cover image Stalemate


Icchokas Meras, , trans. from the Lithuanian by Jonas Zdanys. . Other Press, $13.95 (160pp) ISBN 978-1-59051-156-5

SS Commandant Adolf Schroger, overseeing the Vilna Jewish ghetto, challenges 17½-year-old Isaac Lipman to a chess match with tauntingly barbarous stakes: if Isaac wins, Schroger will kill him, but all of the children in the ghetto will live; if he loses, the children will die, except for Isaac. A stalemate is thus the only desirable outcome. Isaac is his father Abraham's last surviving son; the two show love, strength and composure in the face of fear. Isaac's 16-year-old love interest, Esther, is lovely and sweet, but carrying her own already tragic past. There are many other stories, sometimes extraneous, of fathers and mothers, the missing and the dead, close friends and siblings.

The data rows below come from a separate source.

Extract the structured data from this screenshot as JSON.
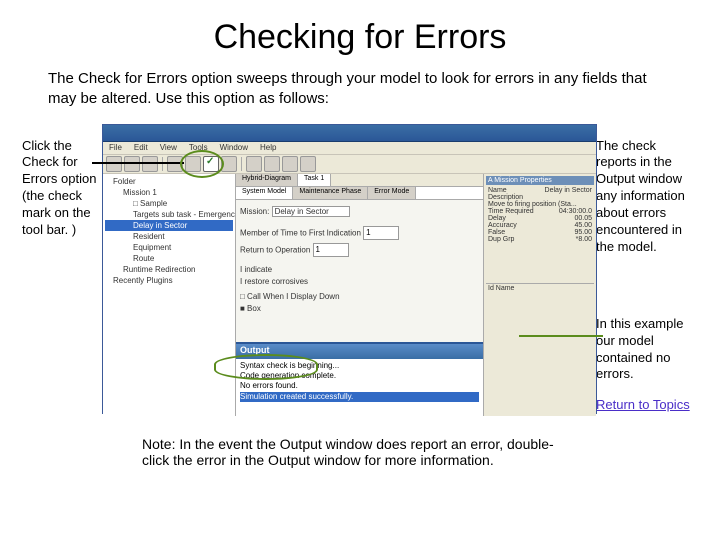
{
  "title": "Checking for Errors",
  "intro": "The Check for Errors option sweeps through your model to look for errors in any fields that may be altered.  Use this option as follows:",
  "left_note": "Click the Check for Errors option (the check mark on the tool bar. )",
  "right_note_1": "The check reports in the Output window any information about errors encountered in the model.",
  "right_note_2": "In this example our model contained no errors.",
  "return_link": "Return to Topics",
  "bottom_note": "Note: In the event the Output window does report an error, double-click the error in the Output window for more information.",
  "app": {
    "menubar": [
      "File",
      "Edit",
      "View",
      "Tools",
      "Window",
      "Help"
    ],
    "tabs": [
      "Hybrid-Diagram",
      "Task 1"
    ],
    "inner_tabs": [
      "System Model",
      "Maintenance Phase",
      "Error Mode"
    ],
    "combo_label": "Mission:",
    "combo_value": "Delay in Sector",
    "form_rows": [
      {
        "label": "Member of",
        "field": "Time to First Indication",
        "val": "1"
      },
      {
        "label": "",
        "field": "Return to Operation",
        "val": "1"
      }
    ],
    "extra_labels": [
      "I indicate",
      "I restore corrosives",
      "□ Call When I Display Down",
      "■ Box"
    ],
    "tree": [
      "Folder",
      "Mission 1",
      "□ Sample",
      "Targets sub task - Emergency Safety Rev.",
      "Delay in Sector",
      "Resident",
      "Equipment",
      "Route",
      "Runtime Redirection",
      "Recently Plugins"
    ],
    "output": {
      "title": "Output",
      "lines": [
        "Syntax check is beginning...",
        "Code generation complete.",
        "No errors found.",
        "Simulation created successfully."
      ]
    },
    "props": {
      "header": "A Mission Properties",
      "rows": [
        {
          "k": "Name",
          "v": "Delay in Sector"
        },
        {
          "k": "Description",
          "v": "Move to firing position (Sta..."
        },
        {
          "k": "Time Required",
          "v": "04:30:00.0"
        },
        {
          "k": "Delay",
          "v": "00.05"
        },
        {
          "k": "Accuracy",
          "v": "45.00"
        },
        {
          "k": "False",
          "v": "95.00"
        },
        {
          "k": "Dup Grp",
          "v": "*8.00"
        }
      ],
      "id_header": "Id Name"
    }
  }
}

Born in Lithuania in 1934, Meras was hidden by a rural family during WWII; his family was murdered by the SS. In 1972, Meras emigrated to Israel, and most of his many novels center on WWII. The plot of Stalemate , out of print for 20 years, may seem hokey, but it's precisely the sort of random, ham-fisted horror that the Nazis routinely came up with, and Isaac's quest to merge cleverness and humility in all aspects of his life, under extreme duress, is winning. (Nov. 8)